@ Snoreville Redencocker:

"All of the above are hate crimes. Crimes created by the left to apply only to the right. Crimes meant to offend people."
So do you think the walls of the Sistine Chapel are equally "hate crimes"? The body of christ as a symbol of human suffering goes back a long way, Wojnarowicz's piece continues in a long tradition of using Catholic mysticism to reveal a contemporary condition, as did Michelangelo.

"And I recognize someone trying to piss people off or be controversial because they get a laugh out of it."
Those who suffer through social entrapment and disdan have more obstacles to overcome than "getting a laugh".

"I think of all religions as silly, but defacing their symbols is obnoxious."
The KKK's cross burning is far more...icendiary than this work.

"This artist might as well have burned a Quran. "
Has been done before, but not exactly part of Wojnarowicz's complex language of Christian symbols: snakes, crucifix, suffering, etc.

"Letting ants crawl across Jesus is just as offensive to many across the world."
As is cross burning, but that is legal.

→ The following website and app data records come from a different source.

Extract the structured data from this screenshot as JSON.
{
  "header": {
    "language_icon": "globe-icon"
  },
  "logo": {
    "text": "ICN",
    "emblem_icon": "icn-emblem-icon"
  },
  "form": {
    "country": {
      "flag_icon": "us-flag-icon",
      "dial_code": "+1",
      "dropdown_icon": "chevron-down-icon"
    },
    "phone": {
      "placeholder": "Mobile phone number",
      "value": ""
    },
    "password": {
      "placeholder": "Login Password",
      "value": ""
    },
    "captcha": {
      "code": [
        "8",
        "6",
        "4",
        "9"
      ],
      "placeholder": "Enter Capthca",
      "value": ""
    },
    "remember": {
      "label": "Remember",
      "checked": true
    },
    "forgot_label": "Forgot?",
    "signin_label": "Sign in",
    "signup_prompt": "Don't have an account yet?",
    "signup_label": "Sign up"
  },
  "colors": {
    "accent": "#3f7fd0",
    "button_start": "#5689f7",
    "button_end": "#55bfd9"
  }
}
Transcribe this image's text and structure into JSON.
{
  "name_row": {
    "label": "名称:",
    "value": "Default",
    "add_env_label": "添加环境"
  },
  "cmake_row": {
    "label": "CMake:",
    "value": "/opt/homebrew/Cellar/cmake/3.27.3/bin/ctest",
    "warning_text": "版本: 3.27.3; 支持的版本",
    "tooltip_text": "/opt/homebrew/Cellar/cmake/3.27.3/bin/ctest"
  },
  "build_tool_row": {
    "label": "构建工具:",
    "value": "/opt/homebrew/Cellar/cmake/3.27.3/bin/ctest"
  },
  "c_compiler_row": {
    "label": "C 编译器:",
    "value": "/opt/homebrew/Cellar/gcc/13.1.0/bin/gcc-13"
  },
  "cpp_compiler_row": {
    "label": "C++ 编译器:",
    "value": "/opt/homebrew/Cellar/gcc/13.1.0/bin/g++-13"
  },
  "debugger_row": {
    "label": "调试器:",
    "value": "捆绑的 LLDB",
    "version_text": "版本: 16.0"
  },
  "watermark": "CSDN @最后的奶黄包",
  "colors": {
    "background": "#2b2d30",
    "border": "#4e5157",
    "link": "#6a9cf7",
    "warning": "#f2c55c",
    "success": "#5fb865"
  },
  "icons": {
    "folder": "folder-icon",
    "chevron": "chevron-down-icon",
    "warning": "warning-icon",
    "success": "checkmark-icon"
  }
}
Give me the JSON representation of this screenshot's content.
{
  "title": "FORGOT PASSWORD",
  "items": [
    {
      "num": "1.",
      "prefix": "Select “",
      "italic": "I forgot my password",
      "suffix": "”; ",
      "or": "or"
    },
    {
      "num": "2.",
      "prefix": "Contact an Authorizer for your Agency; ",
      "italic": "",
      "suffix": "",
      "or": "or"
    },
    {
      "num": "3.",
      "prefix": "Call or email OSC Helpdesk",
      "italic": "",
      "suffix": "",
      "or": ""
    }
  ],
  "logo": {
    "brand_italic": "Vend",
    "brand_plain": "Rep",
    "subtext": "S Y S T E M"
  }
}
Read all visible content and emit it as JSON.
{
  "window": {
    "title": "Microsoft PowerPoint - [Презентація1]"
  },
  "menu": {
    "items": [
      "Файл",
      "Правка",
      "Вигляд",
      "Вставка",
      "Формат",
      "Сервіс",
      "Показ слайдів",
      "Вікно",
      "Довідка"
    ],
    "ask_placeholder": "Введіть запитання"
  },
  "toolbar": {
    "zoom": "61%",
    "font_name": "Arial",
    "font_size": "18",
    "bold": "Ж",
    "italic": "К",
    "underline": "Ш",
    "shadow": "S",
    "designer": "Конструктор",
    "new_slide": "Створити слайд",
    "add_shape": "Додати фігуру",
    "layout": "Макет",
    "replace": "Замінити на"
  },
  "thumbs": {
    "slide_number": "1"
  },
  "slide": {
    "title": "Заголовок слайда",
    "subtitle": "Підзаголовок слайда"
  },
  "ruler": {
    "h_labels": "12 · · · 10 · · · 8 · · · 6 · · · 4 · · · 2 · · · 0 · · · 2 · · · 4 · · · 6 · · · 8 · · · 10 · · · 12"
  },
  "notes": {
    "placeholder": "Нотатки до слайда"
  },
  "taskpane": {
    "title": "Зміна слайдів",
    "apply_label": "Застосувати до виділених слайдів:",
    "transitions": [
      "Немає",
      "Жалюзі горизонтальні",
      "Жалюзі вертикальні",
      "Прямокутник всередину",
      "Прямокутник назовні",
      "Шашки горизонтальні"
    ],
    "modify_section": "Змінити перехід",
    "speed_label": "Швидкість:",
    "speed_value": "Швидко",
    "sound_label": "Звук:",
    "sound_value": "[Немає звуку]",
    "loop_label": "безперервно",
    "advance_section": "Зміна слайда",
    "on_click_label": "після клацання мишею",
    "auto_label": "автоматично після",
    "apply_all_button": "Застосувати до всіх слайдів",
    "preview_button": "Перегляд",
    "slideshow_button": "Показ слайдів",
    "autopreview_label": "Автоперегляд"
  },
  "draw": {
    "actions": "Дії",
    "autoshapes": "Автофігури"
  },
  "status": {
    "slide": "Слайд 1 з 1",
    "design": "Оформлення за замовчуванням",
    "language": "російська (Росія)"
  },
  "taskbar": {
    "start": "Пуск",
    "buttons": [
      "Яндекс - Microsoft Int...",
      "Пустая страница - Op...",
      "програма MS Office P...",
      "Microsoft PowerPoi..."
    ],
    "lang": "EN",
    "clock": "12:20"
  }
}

"Try explaining that free speech to a hispanic and see what their answer is."
Not sure what you mean. Understandings of free speech aren't dependent on ethnicity.
Thanks for the update (just getting to these back posts now). Angering. What year is it again?